In 11 games with the Penguins, Zucker has 10 points, including six goals. Two of those markers have been power-play goals, as Zucker has breathed life into the Penguins second power-play unit.
Another newbie isn’t quite a newb. The Pittsburgh Penguins re-acquired Conor Sheary in the final hour before the NHL trade deadline on Feb. 24. Sheary was a part of the Penguins two Stanley Cup runs in 2016 and 2017 before he was traded in a salary-cap move in the summer of 2018.
Sheary has two points (1g, 1a) in four games since arriving from Buffalo.
“A few things I’m still learning. You forget a little bit. I’ve been part of two different systems over the last two years with two different coaches (in Buffalo),” Sheary said on Wednesday. “I think just remembering certain things within our D-zone and our forecheck, are just a couple of things I have to pick up on.”
Sheary has helmed the right-wing with Crosby while Zucker has anchored the left. Both are fast, which plays to Crosby’s pounding speed game, too. Though Tuesday night was the first time, Sheary scored in his four games. He was attempting to set up Crosby for an easy backdoor tap-in goal, but a defender’s skate did the job for him.

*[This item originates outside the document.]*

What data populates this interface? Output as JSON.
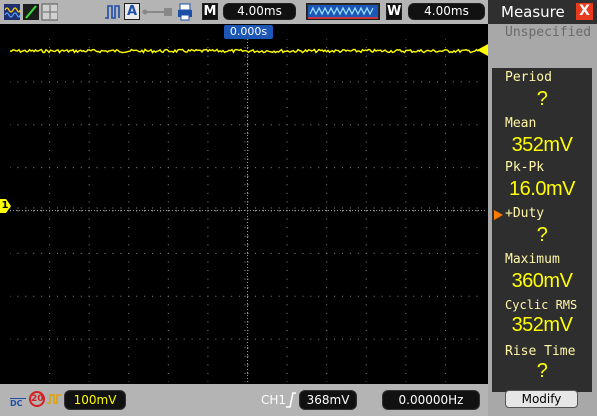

“I think (the line) is good. I think we were a little bit snake-bitten on the California trip. We were playing pretty well but just couldn’t finish our chances,” Sheary said. “Obviously on (Tuesday) we were scoring in bunches. So, I think we’ve been creating chemistry since we’ve been together.”
The Penguins finally put it all together on Tuesday, which was their first win since the NHL trade deadline. Not a moment too soon, either. The Philadelphia Flyers are winning in bunches and have passed the Penguins for second place.
It’s March. Teams that do well in March typically navigate the NHL postseason well. The Pittsburgh Penguins of last season notwithstanding. It’s a new crop of players with experience, speed, and some familiarity with the Penguins goals. Now we’ll get to see if they’ll figure it out.
Literally and figuratively.